Upon completion of his PhD, Andrew will step into a role as Plant Pathologist/Mycologist for the Bartlett Tree Research Laboratories based out of Charlotte, NC. He will continue to work on taxonomy and biology of wood decay fungi, especially species that are associated with living trees. Andrew would like to research different soil management and tree health enhancing cultural practices that can stimulate compartmentalization in living trees as management tactics to reduce the likelihood of tree failures due to decay. Other research interests involve surveys of mycorrhizal fungal species in urban forests relative to native forests, effects of fungicide injections on endophyte biodiversity, and sustainable management of tree diseases in the landscape.

What is your favorite fungus and why?

Obviously, Ganoderma species are the crème de la crème. I have thoroughly enjoyed studying this genus of fungi. Although the literature regarding the taxonomy of this genus is quite confusing, and at times frustrating, it has been very rewarding to unravel the chaos! Also, the cultural significance of Ganoderma species (reishi) in Asian culture is quite fascinating, where several Chinese deities are said to have lived for hundreds of years because of consumption of reishi.

My favorite fungus that I have eaten is the beef steak polypore (Fistulina c.f. hepatica). It is great on tacos or burritos, because it has a sweet and acidic flavor that is reminiscent of tomatoes.

What is your favorite fact/thing about fungi?

Fungi represent a fascinating Kingdom of life that is quite understudied and culturally significant. I think the use of fungi by indigenous people for medicine/religion all around the world is quite fascinating. The fact that indigenous peoples in different parts of the world, independently of each other, came to similar conclusions about the uses and spirituality surrounding fungi is so neat. I have learned a lot about this, especially involving wood decay fungi species, from reading and conversing with Bob Blanchette at the University of Minnesota.

Who is your mycology role model?

Personally: Larry Grand and Bob Blanchette; Academically: William Murrill

Any great stories from field work?

Working with citizen scientists has been quite rewarding in collecting a lot of fungi around the U.S. in a short amount of time.

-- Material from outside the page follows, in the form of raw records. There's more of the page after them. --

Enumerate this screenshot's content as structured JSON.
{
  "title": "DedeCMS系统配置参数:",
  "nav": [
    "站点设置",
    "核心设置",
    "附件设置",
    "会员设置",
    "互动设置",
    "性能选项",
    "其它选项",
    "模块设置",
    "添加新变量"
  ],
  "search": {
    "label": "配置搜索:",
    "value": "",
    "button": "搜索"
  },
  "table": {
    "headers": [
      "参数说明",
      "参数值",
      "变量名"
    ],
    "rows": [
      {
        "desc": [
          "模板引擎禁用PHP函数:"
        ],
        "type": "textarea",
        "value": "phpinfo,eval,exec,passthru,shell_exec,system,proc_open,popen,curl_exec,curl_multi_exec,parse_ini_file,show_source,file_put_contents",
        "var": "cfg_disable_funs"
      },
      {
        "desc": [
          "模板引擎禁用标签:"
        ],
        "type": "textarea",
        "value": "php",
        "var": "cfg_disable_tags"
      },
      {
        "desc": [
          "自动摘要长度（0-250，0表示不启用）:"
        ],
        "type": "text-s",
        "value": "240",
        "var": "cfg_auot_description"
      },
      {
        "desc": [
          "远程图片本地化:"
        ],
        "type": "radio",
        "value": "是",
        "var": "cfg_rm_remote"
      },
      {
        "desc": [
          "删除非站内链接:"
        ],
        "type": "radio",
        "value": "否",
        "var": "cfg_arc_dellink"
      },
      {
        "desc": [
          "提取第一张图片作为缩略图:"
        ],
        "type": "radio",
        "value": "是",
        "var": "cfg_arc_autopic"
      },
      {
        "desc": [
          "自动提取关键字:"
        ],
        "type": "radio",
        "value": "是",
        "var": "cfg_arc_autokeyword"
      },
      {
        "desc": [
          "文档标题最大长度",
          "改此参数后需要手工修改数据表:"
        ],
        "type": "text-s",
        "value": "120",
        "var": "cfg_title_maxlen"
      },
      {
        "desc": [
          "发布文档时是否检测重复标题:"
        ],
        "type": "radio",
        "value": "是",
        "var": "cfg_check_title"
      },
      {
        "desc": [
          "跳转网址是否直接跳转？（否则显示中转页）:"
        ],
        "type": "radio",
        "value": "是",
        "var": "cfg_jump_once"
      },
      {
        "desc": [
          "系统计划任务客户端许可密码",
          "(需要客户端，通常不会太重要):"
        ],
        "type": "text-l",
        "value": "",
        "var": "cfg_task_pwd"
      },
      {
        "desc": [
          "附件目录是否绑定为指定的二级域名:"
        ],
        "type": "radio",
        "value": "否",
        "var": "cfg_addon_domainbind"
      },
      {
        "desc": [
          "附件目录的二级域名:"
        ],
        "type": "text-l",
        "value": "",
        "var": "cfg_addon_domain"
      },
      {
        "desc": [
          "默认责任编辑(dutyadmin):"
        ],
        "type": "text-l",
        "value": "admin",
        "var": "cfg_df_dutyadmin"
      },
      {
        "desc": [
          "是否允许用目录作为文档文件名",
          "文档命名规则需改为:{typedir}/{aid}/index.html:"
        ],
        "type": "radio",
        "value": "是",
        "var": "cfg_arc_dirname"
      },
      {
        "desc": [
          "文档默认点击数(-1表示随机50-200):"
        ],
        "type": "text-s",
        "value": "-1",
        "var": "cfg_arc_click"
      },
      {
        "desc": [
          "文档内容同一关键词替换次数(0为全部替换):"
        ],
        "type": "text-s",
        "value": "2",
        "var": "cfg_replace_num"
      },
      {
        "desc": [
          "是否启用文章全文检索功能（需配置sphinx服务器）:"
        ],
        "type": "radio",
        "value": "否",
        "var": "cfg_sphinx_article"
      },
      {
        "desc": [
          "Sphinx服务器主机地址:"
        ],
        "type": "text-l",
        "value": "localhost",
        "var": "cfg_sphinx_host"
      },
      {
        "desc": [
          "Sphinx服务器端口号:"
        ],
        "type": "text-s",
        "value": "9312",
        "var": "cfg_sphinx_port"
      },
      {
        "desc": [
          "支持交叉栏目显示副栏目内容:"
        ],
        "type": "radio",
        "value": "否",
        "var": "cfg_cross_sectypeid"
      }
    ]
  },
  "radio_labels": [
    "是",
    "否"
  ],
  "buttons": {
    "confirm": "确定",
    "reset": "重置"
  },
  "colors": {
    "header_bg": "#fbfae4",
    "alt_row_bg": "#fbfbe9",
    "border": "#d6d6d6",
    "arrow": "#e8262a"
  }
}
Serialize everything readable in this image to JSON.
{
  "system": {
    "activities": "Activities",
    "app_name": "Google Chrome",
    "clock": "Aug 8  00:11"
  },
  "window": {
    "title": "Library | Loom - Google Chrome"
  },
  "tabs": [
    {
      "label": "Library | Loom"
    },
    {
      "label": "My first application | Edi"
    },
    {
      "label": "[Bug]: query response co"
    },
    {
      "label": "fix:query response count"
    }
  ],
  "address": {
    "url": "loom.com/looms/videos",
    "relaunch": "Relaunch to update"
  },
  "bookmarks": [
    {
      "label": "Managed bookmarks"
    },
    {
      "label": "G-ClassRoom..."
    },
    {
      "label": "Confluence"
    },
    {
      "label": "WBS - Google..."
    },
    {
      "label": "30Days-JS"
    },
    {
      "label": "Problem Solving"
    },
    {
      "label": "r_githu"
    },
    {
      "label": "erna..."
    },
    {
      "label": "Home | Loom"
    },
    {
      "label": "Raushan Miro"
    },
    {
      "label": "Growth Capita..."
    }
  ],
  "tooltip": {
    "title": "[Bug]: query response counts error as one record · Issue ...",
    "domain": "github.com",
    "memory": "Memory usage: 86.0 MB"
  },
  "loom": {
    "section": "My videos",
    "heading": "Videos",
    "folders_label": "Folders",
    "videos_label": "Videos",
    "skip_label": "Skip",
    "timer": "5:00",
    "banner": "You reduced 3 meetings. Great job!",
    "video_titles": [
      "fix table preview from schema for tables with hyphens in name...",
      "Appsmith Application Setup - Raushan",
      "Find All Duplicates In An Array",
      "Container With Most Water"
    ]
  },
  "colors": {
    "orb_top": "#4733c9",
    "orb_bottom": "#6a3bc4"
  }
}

However, this has also has limited the amount of field work I have had to do for my current research. What stuck out to me though through using citizen scientists to aid in field work, was the knowledge and passion of SO many people who are truly dedicated to the study of fungi!

Although I didn’t get out in the field as much as I wanted, I did get the opportunity to go collect fungi in Wisconsin with the Blanchette lab. While collecting, I saw my first real, live porcupine! That was exciting.

What do you like to do in your free time? What are your hobbies?

In my free time, I enjoy cooking, eating Indian food, playing old-time music (fiddle, banjo, guitar), going to concerts, bird watching, camping, hiking, kayaking and of course collecting fungi!